[Directions] The expected output is the full set of entries, retyped verbatim, pictures excluded.

App and web page records:
-- Opening Marker --

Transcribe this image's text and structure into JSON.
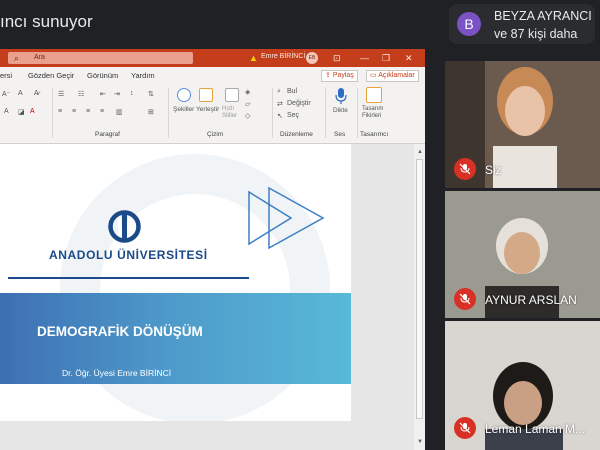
{
  "meeting": {
    "presenter_text": "ıncı sunuyor",
    "participants": {
      "avatar_letter": "B",
      "name": "BEYZA AYRANCI",
      "others": "ve 87 kişi daha"
    }
  },
  "powerpoint": {
    "search_placeholder": "Ara",
    "user_name": "Emre BİRİNCİ",
    "user_initials": "EB",
    "menu": [
      "ersi",
      "Gözden Geçir",
      "Görünüm",
      "Yardım"
    ],
    "share_label": "Paylaş",
    "comments_label": "Açıklamalar",
    "ribbon": {
      "groups": [
        "Paragraf",
        "Çizim",
        "Düzenleme",
        "Ses",
        "Tasarımcı"
      ],
      "shapes_label": "Şekiller",
      "arrange_label": "Yerleştir",
      "quick_styles_label": "Hızlı Stiller",
      "find_label": "Bul",
      "replace_label": "Değiştir",
      "select_label": "Seç",
      "dictate_label": "Dikte",
      "design_ideas_label": "Tasarım Fikirleri"
    },
    "slide": {
      "institution": "ANADOLU ÜNİVERSİTESİ",
      "title": "DEMOGRAFİK DÖNÜŞÜM",
      "author": "Dr. Öğr. Üyesi  Emre BİRİNCİ",
      "colors": {
        "brand_blue": "#1b4a89",
        "banner_start": "#3d6fb3",
        "banner_end": "#58b9d8"
      }
    },
    "colors": {
      "titlebar": "#c43e1c"
    }
  },
  "tiles": [
    {
      "name": "Siz",
      "muted": true
    },
    {
      "name": "AYNUR ARSLAN",
      "muted": true
    },
    {
      "name": "Leman Laman M...",
      "muted": true
    }
  ],
  "colors": {
    "mic_off_red": "#d93025",
    "avatar_purple": "#7b52c4"
  }
}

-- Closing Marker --

[Solved problem]
Transcribe this image's text and structure into JSON.
{
  "meeting": {
    "presenter_text": "ıncı sunuyor",
    "participants": {
      "avatar_letter": "B",
      "name": "BEYZA AYRANCI",
      "others": "ve 87 kişi daha"
    }
  },
  "powerpoint": {
    "search_placeholder": "Ara",
    "user_name": "Emre BİRİNCİ",
    "user_initials": "EB",
    "menu": [
      "ersi",
      "Gözden Geçir",
      "Görünüm",
      "Yardım"
    ],
    "share_label": "Paylaş",
    "comments_label": "Açıklamalar",
    "ribbon": {
      "groups": [
        "Paragraf",
        "Çizim",
        "Düzenleme",
        "Ses",
        "Tasarımcı"
      ],
      "shapes_label": "Şekiller",
      "arrange_label": "Yerleştir",
      "quick_styles_label": "Hızlı Stiller",
      "find_label": "Bul",
      "replace_label": "Değiştir",
      "select_label": "Seç",
      "dictate_label": "Dikte",
      "design_ideas_label": "Tasarım Fikirleri"
    },
    "slide": {
      "institution": "ANADOLU ÜNİVERSİTESİ",
      "title": "DEMOGRAFİK DÖNÜŞÜM",
      "author": "Dr. Öğr. Üyesi  Emre BİRİNCİ",
      "colors": {
        "brand_blue": "#1b4a89",
        "banner_start": "#3d6fb3",
        "banner_end": "#58b9d8"
      }
    },
    "colors": {
      "titlebar": "#c43e1c"
    }
  },
  "tiles": [
    {
      "name": "Siz",
      "muted": true
    },
    {
      "name": "AYNUR ARSLAN",
      "muted": true
    },
    {
      "name": "Leman Laman M...",
      "muted": true
    }
  ],
  "colors": {
    "mic_off_red": "#d93025",
    "avatar_purple": "#7b52c4"
  }
}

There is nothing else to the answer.